Editor’s Note: Today’s post comes from Jason Jones, a recent graduate of The Last Mile, a program that prepares incarcerated individuals for successful re-entry to the job market through business and technology training. Today, Google.org announced a $2 million grant to The Last Mile, which will allow the program to expand to prisons across the United States, and to establish its first program in an Indiana juvenile facility, Pendleton Juvenile Correctional Facility. Now that more people will be able to benefit from this program, Jason wrote a letter to future students to help prepare them for their journey.
My name is Jason Jones and I am a software engineer; however, that wasn’t always the case. For the majority of my life, I was whatever stereotype that public opinion thought would fit: at-risk, system impacted, low-income; the list goes on. I’m 35 years old and recently released from prison after 13 years.

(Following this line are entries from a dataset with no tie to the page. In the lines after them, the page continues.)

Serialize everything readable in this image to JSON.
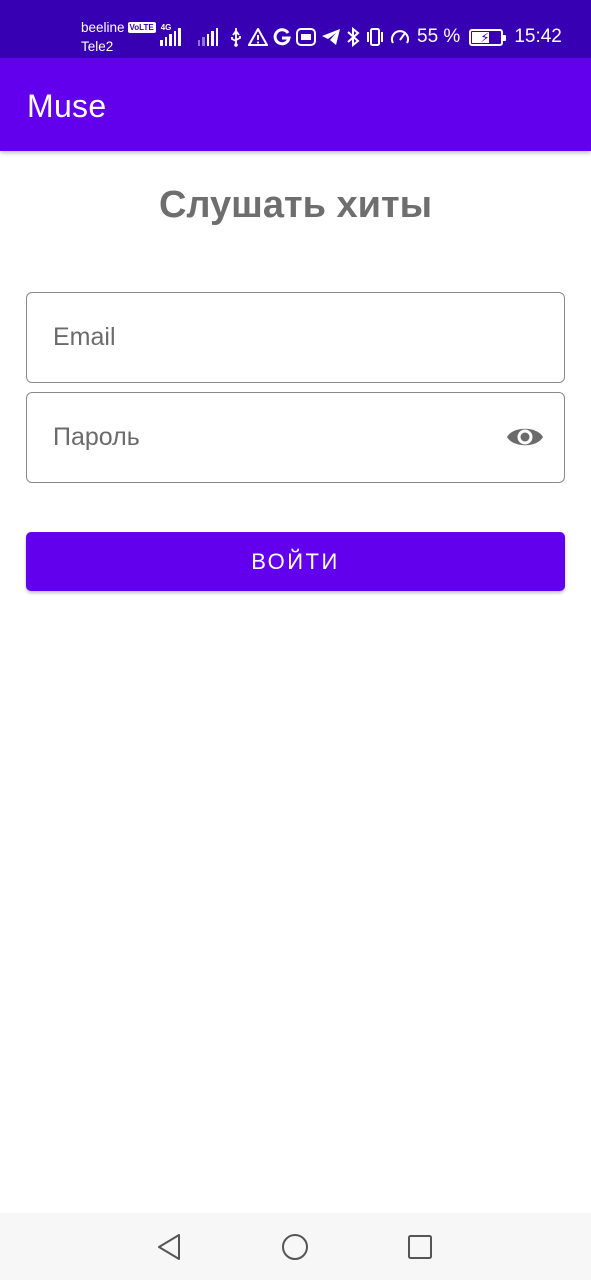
{
  "status_bar": {
    "carrier_1": "beeline",
    "volte_badge": "VoLTE",
    "network_type": "4G",
    "carrier_2": "Tele2",
    "battery_percent": "55 %",
    "battery_level": 0.55,
    "time": "15:42",
    "icons": [
      "signal-icon",
      "signal-icon",
      "usb-icon",
      "warning-icon",
      "google-icon",
      "vpn-icon",
      "telegram-icon",
      "bluetooth-icon",
      "vibrate-icon",
      "speedometer-icon",
      "battery-icon"
    ]
  },
  "app_bar": {
    "title": "Muse",
    "color": "#6200ee"
  },
  "main": {
    "heading": "Слушать хиты",
    "email": {
      "placeholder": "Email",
      "value": ""
    },
    "password": {
      "placeholder": "Пароль",
      "value": "",
      "toggle_icon": "eye-icon"
    },
    "login_button": {
      "label": "ВОЙТИ"
    }
  },
  "nav_bar": {
    "buttons": [
      "back-icon",
      "home-icon",
      "recents-icon"
    ]
  },
  "colors": {
    "status_bar": "#3700b3",
    "primary": "#6200ee",
    "heading_text": "#6e6e6e",
    "border": "#8a8a8a"
  }
}
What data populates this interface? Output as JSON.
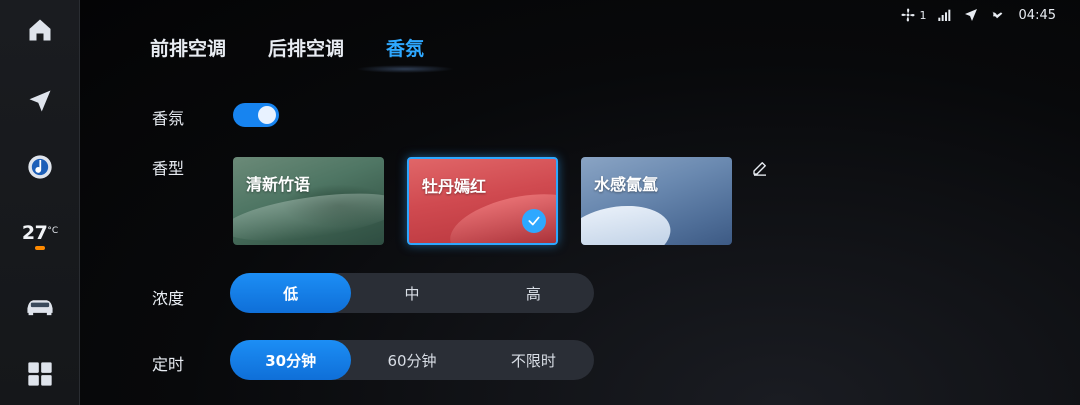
{
  "status_bar": {
    "fan_level": "1",
    "time": "04:45"
  },
  "rail": {
    "temperature": "27",
    "temperature_unit": "°C"
  },
  "tabs": [
    {
      "label": "前排空调",
      "active": false
    },
    {
      "label": "后排空调",
      "active": false
    },
    {
      "label": "香氛",
      "active": true
    }
  ],
  "fragrance": {
    "toggle_label": "香氛",
    "enabled": true,
    "type_label": "香型",
    "scents": [
      {
        "label": "清新竹语",
        "selected": false
      },
      {
        "label": "牡丹嫣红",
        "selected": true
      },
      {
        "label": "水感氤氲",
        "selected": false
      }
    ],
    "concentration_label": "浓度",
    "concentration_options": [
      "低",
      "中",
      "高"
    ],
    "concentration_selected": "低",
    "timer_label": "定时",
    "timer_options": [
      "30分钟",
      "60分钟",
      "不限时"
    ],
    "timer_selected": "30分钟"
  },
  "colors": {
    "accent": "#1784f0",
    "highlight": "#2ea8ff",
    "temp_indicator": "#ff8a00"
  }
}
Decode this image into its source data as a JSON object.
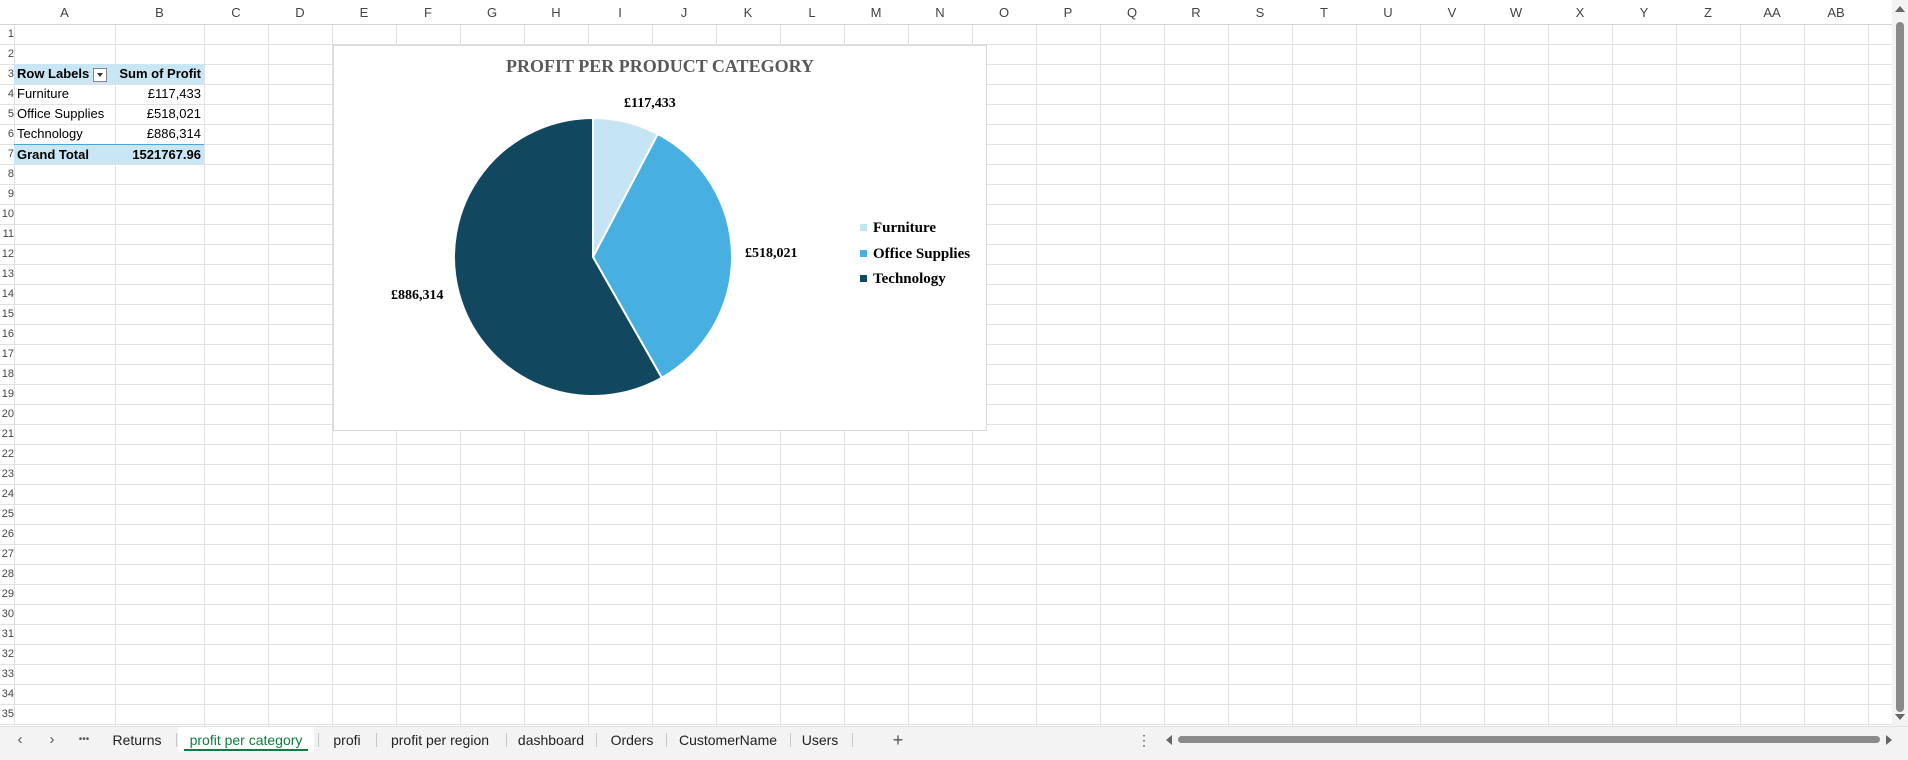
{
  "columns": [
    "A",
    "B",
    "C",
    "D",
    "E",
    "F",
    "G",
    "H",
    "I",
    "J",
    "K",
    "L",
    "M",
    "N",
    "O",
    "P",
    "Q",
    "R",
    "S",
    "T",
    "U",
    "V",
    "W",
    "X",
    "Y",
    "Z",
    "AA",
    "AB"
  ],
  "rows": [
    "1",
    "2",
    "3",
    "4",
    "5",
    "6",
    "7",
    "8",
    "9",
    "10",
    "11",
    "12",
    "13",
    "14",
    "15",
    "16",
    "17",
    "18",
    "19",
    "20",
    "21",
    "22",
    "23",
    "24",
    "25",
    "26",
    "27",
    "28",
    "29",
    "30",
    "31",
    "32",
    "33",
    "34",
    "35"
  ],
  "pivot": {
    "header_row_label": "Row Labels",
    "header_value_label": "Sum of Profit",
    "rows": [
      {
        "label": "Furniture",
        "value": "£117,433"
      },
      {
        "label": "Office Supplies",
        "value": "£518,021"
      },
      {
        "label": "Technology",
        "value": "£886,314"
      }
    ],
    "total_label": "Grand Total",
    "total_value": "1521767.96"
  },
  "chart_data": {
    "type": "pie",
    "title": "PROFIT PER PRODUCT CATEGORY",
    "categories": [
      "Furniture",
      "Office Supplies",
      "Technology"
    ],
    "values": [
      117433,
      518021,
      886314
    ],
    "data_labels": [
      "£117,433",
      "£518,021",
      "£886,314"
    ],
    "colors": [
      "#c5e5f5",
      "#47b0e0",
      "#11475f"
    ],
    "legend_position": "right"
  },
  "tabs": {
    "items": [
      "Returns",
      "profit per category",
      "profi",
      "profit per region",
      "dashboard",
      "Orders",
      "CustomerName",
      "Users"
    ],
    "active_index": 1,
    "add_label": "+",
    "more_label": "•••",
    "options_label": "⋮"
  }
}
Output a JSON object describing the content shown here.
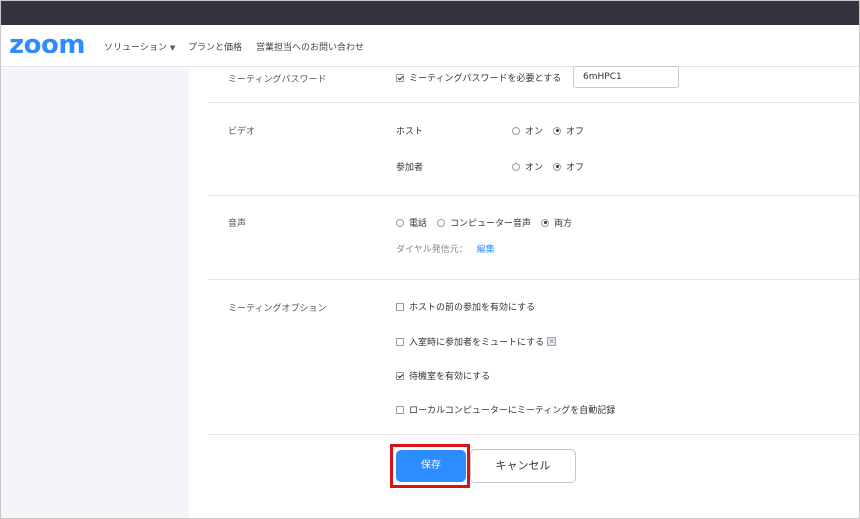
{
  "header": {
    "logo": "zoom",
    "nav": [
      {
        "label": "ソリューション"
      },
      {
        "label": "プランと価格"
      },
      {
        "label": "営業担当へのお問い合わせ"
      }
    ]
  },
  "settings": {
    "password": {
      "label": "ミーティングパスワード",
      "checkbox_label": "ミーティングパスワードを必要とする",
      "checked": true,
      "value": "6mHPC1"
    },
    "video": {
      "label": "ビデオ",
      "host": {
        "label": "ホスト",
        "on": "オン",
        "off": "オフ",
        "selected": "オフ"
      },
      "participant": {
        "label": "参加者",
        "on": "オン",
        "off": "オフ",
        "selected": "オフ"
      }
    },
    "audio": {
      "label": "音声",
      "options": [
        "電話",
        "コンピューター音声",
        "両方"
      ],
      "selected": "両方",
      "dial_from_label": "ダイヤル発信元：",
      "edit_link": "編集"
    },
    "meeting_options": {
      "label": "ミーティングオプション",
      "items": [
        {
          "label": "ホストの前の参加を有効にする",
          "checked": false
        },
        {
          "label": "入室時に参加者をミュートにする",
          "checked": false
        },
        {
          "label": "待機室を有効にする",
          "checked": true
        },
        {
          "label": "ローカルコンピューターにミーティングを自動記録",
          "checked": false
        }
      ]
    }
  },
  "buttons": {
    "save": "保存",
    "cancel": "キャンセル"
  },
  "colors": {
    "accent": "#2D8CFF",
    "topbar": "#34343E",
    "highlight": "#D6121A"
  }
}
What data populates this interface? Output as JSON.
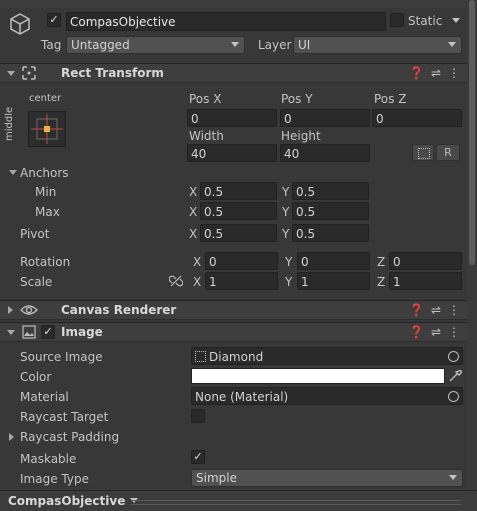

I come from a broken home, where gangs became family and the streets became my household. In 2014, while incarcerated at San Quentin State Prison, I entered The Last Mile program with no understanding of the opportunity it presented. It gave me a home and my new family. No one could have told me that this one decision would turn my life around.
Before The Last Mile, I had no idea what coding was or how technology worked. I had no real plans of rehabilitation or changing my mind set. Through coding, I was able to redefine how people perceived me. I became part of another underrepresented group: a person of color in tech with a non-traditional background.
Since graduating from the Last Mile, I signed a contract with a tech company that was interested in my success, and I relocated to a better place for growth and prosperity. And just two months out of prison, I’m able to travel on a plane for the first time in my life, visit parts of the country I’ve never been, and do things that I thought were out of my reach.
This process has been anything but easy. It takes a lot of hard work, commitment, discipline, focus and sacrifice.
I’ve faced a lot of adversity in my life, but coding gave me a different approach to solving problems. It taught me how to break down the larger problems into smaller, workable ones and create a workflow that leads to a solution. I’ve learned better communication skills and how to collaborate successfully on a team. I’ve learned how to break down some barriers that were stunting my growth and learned how to ask for and accept help. But most of all, I’ve learned how to take control of my life and set the direction in which it is going.
All of you have the opportunity to reimagine what you want your life to look like—always be your best self and believe in the process. This keeps me on a positive path.